▸ BRIEF
Please say how many lines in the records below contain the word "this", giving the number alone.

▸ Excerpts from an interface dataset

┄┄┄┄┄┄┄┄┄┄

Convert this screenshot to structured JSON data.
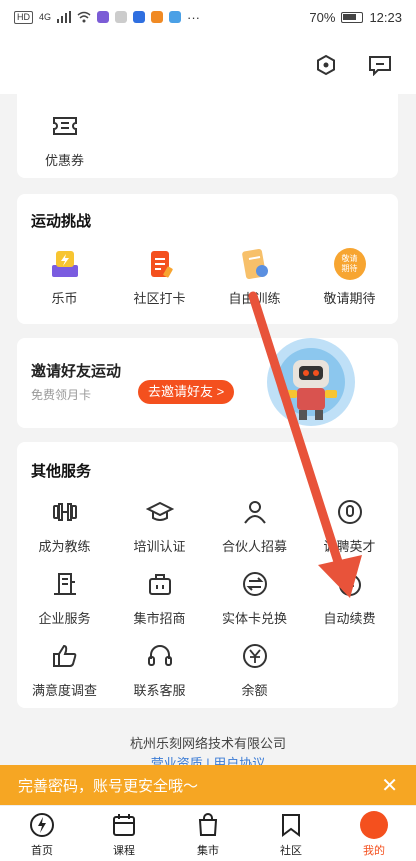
{
  "status_bar": {
    "network": "4G",
    "battery_text": "70%",
    "time": "12:23",
    "more": "···"
  },
  "coupon": {
    "label": "优惠券"
  },
  "challenge": {
    "title": "运动挑战",
    "items": [
      {
        "label": "乐币",
        "icon": "coin-box-icon"
      },
      {
        "label": "社区打卡",
        "icon": "checkin-note-icon"
      },
      {
        "label": "自由训练",
        "icon": "training-card-icon"
      },
      {
        "label": "敬请期待",
        "icon": "coming-soon-icon"
      }
    ],
    "coming_soon_badge": "敬请\n期待"
  },
  "invite": {
    "title": "邀请好友运动",
    "subtitle": "免费领月卡",
    "button_label": "去邀请好友 >"
  },
  "other_services": {
    "title": "其他服务",
    "items": [
      {
        "label": "成为教练",
        "icon": "dumbbell-icon"
      },
      {
        "label": "培训认证",
        "icon": "graduation-cap-icon"
      },
      {
        "label": "合伙人招募",
        "icon": "person-icon"
      },
      {
        "label": "诚聘英才",
        "icon": "medal-icon"
      },
      {
        "label": "企业服务",
        "icon": "building-icon"
      },
      {
        "label": "集市招商",
        "icon": "briefcase-icon"
      },
      {
        "label": "实体卡兑换",
        "icon": "exchange-icon"
      },
      {
        "label": "自动续费",
        "icon": "renew-yen-icon"
      },
      {
        "label": "满意度调查",
        "icon": "thumbs-up-icon"
      },
      {
        "label": "联系客服",
        "icon": "headset-icon"
      },
      {
        "label": "余额",
        "icon": "yen-circle-icon"
      }
    ]
  },
  "footer": {
    "company": "杭州乐刻网络技术有限公司",
    "links": "营业资质 | 用户协议"
  },
  "banner": {
    "text": "完善密码，账号更安全哦～",
    "close": "✕"
  },
  "tabbar": {
    "items": [
      {
        "label": "首页",
        "icon": "lightning-icon"
      },
      {
        "label": "课程",
        "icon": "calendar-icon"
      },
      {
        "label": "集市",
        "icon": "shopping-bag-icon"
      },
      {
        "label": "社区",
        "icon": "bookmark-icon"
      },
      {
        "label": "我的",
        "icon": "avatar-icon"
      }
    ],
    "active_index": 4
  },
  "colors": {
    "accent": "#f4501e",
    "banner": "#f6a623",
    "arrow": "#e8533a",
    "link": "#3a7bd5"
  }
}
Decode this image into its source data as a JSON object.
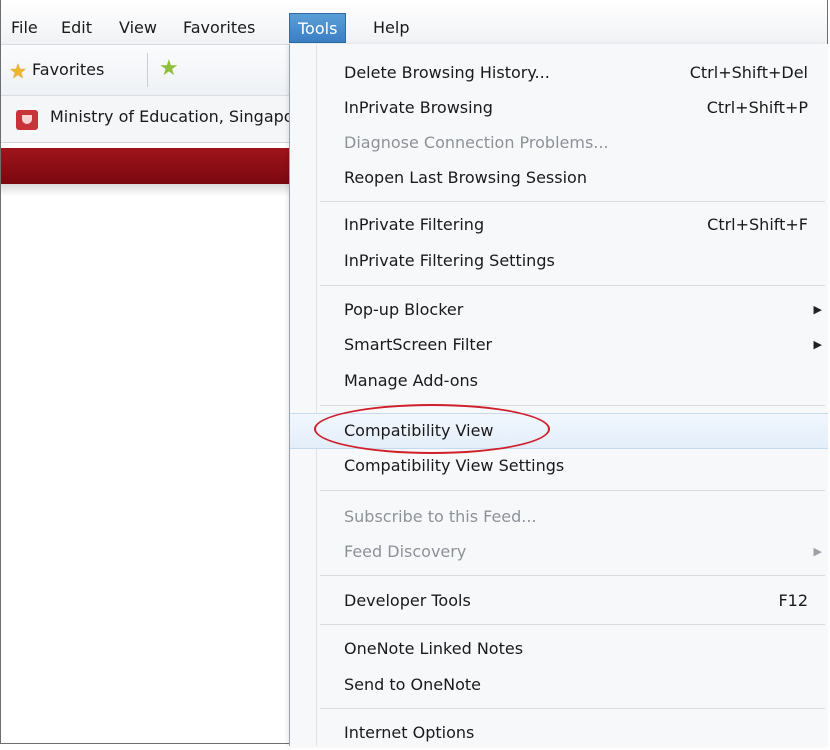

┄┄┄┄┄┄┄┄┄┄

▸ ANSWER AREA
2